HARVARD GAZETTE ARCHIVES
Vitamin D critical to human TB response
Findings illuminate possible prevention pathways
By Alvin Powell
Harvard News Office
Vitamin D plays a critical role in the human body's response to tuberculosis, according to new research that explains why people of African descent are more susceptible to TB.
The research also suggests a new way to fight one of the world's deadliest diseases: with a simple dietary supplement. Tuberculosis, usually caused when a person inhales tuberculosis bacteria, killed an estimated 1.7 million people in 2003 and is the leading cause of death for people afflicted with AIDS, according to the World Health Organization (WHO).
People of African descent are more susceptible to tuberculosis than Caucasians, with higher rates of infection and more severe cases once infected, trends that had puzzled researchers until now. Sub-Saharan Africa, for example, has the world's highest per capita rates of both tuberculosis cases and deaths from the disease, roughly twice the next-highest region, according to WHO statistics.
The research, conducted by a team from the University of California, Los Angeles (UCLA), and the Harvard School of Public Health, shows that vitamin D plays a key role in the production of a molecule called cathelicidin, which kills the tuberculosis bacteria.
The body produces vitamin D when sunlight hits the skin. The skin pigment melanin - more abundant in darker skin - shields the body from the sun's rays, reducing damage from ultraviolet light, but also reducing vitamin D production.
The mechanism by which the human body fights tuberculosis had eluded researchers for years. Harvard School of Public Health Dean Barry Bloom, an immunologist and a co-author of the Science Express paper detailing the research, led a team in 1992 that discovered that mouse immune cells produce nitric oxide to fight tuberculosis.
Since the laboratory mouse has proven a reliable model for many different human diseases and conditions, the finding sent researchers searching for a similar mechanism in humans, to no avail. The current findings explain why mice and humans have different mechanisms to fight TB - mice are nocturnal so they evolved a way that was not dependent on sunlight.

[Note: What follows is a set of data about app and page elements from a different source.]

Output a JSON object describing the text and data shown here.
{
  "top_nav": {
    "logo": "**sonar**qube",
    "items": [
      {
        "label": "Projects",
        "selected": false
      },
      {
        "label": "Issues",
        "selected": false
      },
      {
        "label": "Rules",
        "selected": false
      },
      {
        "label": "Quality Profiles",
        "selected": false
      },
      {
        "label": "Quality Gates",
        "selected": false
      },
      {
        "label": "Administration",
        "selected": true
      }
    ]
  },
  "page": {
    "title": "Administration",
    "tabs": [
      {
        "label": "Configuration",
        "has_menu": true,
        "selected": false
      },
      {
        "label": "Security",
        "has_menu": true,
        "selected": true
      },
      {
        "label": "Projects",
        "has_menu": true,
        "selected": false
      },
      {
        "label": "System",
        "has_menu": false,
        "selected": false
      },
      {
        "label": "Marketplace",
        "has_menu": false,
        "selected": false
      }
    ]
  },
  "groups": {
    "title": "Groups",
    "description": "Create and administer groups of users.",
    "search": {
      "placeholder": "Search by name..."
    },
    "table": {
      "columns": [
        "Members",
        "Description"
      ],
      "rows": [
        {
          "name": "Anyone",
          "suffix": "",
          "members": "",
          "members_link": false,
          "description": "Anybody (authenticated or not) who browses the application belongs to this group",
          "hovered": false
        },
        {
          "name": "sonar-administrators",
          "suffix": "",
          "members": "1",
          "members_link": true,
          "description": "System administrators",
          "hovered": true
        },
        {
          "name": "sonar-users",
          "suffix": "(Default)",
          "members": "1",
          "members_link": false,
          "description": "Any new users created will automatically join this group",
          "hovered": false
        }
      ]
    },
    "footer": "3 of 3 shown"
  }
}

The research also showed why sanitariums - in sunny locations high in the mountains - were a traditional method of treating people with TB, Bloom said. With the advent of modern medicine in the 20th century, the idea of sitting people on a porch in the sun fell out of favor, but the current research suggests why the idea may have had some benefit.
Bloom said the breakthrough came with researchers from UCLA, who did a genetic screening of two types of human immune cells to see which genes are switched on when the cells come in contact with tuberculosis.
The results surprised researchers. Most studies of different cells' responses to the same stimulus show tens or hundreds of different genes switched on or off. But Bloom said this study showed just two.
Further examination showed that one of the differences was the activation of the gene encoding the vitamin D receptors that is expressed on the surface of an important immune cell called a macrophage. When the receptor was activated, it started a complex chain reaction within the cell that changed vitamin D from a passive to an active form. The newly activated vitamin D, in turn, sliced a pre-existing protein in two. One of the resulting chunks of that protein is the tubercle bacillus-killer cathelicidin.
The researchers went on to test the response of cells cultured in serum donated by African Americans and found that they produced 63 percent less cathelicidin than cells cultured in serum donated by whites. Adding a vitamin D precursor to the African-American serum increased cathelicidin production.
Bloom cautioned that the results are limited to the lab at this point, but said they were promising enough that clinical trials to test whether vitamin D supplements can help fight tuberculosis in people may be warranted.
Even with that caution, however, Bloom said it is exciting to discover that a dietary supplement costing just pennies - which can be rapidly distributed to areas of need - may be instrumental in reducing the frequency and severity of one of the world's deadliest diseases.
"It is unbelievably appealing: low-cost, low-tech, and easy to distribute," Bloom said.